====== Information supplied ======
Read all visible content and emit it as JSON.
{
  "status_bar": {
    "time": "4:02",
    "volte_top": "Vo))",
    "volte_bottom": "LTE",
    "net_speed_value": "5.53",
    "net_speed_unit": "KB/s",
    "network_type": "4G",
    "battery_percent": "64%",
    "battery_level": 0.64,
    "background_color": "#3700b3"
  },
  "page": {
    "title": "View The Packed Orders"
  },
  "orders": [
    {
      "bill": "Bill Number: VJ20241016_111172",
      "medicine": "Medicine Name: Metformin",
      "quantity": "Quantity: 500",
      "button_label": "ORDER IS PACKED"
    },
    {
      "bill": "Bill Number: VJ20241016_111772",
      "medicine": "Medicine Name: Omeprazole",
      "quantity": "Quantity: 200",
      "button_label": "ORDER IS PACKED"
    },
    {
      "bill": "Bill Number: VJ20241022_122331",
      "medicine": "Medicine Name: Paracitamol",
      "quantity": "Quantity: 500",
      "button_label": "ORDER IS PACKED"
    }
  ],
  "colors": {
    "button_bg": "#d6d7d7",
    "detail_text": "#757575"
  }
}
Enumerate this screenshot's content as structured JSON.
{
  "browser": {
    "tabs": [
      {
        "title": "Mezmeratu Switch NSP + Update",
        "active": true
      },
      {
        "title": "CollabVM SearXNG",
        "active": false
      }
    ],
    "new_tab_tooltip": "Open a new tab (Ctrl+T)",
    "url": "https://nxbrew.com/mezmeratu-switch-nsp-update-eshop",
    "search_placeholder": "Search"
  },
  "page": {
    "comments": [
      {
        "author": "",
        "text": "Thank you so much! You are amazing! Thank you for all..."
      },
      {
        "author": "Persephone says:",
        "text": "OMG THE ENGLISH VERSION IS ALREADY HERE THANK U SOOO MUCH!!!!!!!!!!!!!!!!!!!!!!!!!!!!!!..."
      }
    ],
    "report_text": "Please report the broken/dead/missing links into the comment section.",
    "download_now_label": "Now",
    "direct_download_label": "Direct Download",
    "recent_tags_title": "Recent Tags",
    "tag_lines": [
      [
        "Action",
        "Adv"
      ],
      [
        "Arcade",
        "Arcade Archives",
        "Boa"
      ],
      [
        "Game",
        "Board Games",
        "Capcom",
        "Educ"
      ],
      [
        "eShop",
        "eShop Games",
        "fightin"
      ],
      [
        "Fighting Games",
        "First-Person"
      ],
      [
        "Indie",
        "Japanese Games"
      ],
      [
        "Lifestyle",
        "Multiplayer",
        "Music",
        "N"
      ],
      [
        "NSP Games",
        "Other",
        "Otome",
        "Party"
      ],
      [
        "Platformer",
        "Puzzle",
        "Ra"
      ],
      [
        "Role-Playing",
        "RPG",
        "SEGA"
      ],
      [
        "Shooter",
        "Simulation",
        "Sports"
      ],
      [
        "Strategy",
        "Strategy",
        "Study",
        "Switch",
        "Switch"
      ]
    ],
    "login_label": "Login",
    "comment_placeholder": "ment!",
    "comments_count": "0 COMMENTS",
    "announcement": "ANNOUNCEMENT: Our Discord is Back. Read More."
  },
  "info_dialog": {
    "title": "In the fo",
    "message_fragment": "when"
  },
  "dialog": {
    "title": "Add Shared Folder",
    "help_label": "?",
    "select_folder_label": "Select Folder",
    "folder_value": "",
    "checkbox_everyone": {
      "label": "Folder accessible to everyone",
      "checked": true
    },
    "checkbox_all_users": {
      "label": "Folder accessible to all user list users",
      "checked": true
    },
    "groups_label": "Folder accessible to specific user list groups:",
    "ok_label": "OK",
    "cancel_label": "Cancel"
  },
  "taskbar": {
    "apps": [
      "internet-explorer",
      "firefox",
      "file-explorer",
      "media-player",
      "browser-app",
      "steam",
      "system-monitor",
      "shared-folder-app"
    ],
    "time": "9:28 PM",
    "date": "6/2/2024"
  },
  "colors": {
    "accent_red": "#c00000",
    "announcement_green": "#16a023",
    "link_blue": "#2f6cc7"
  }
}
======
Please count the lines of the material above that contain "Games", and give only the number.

5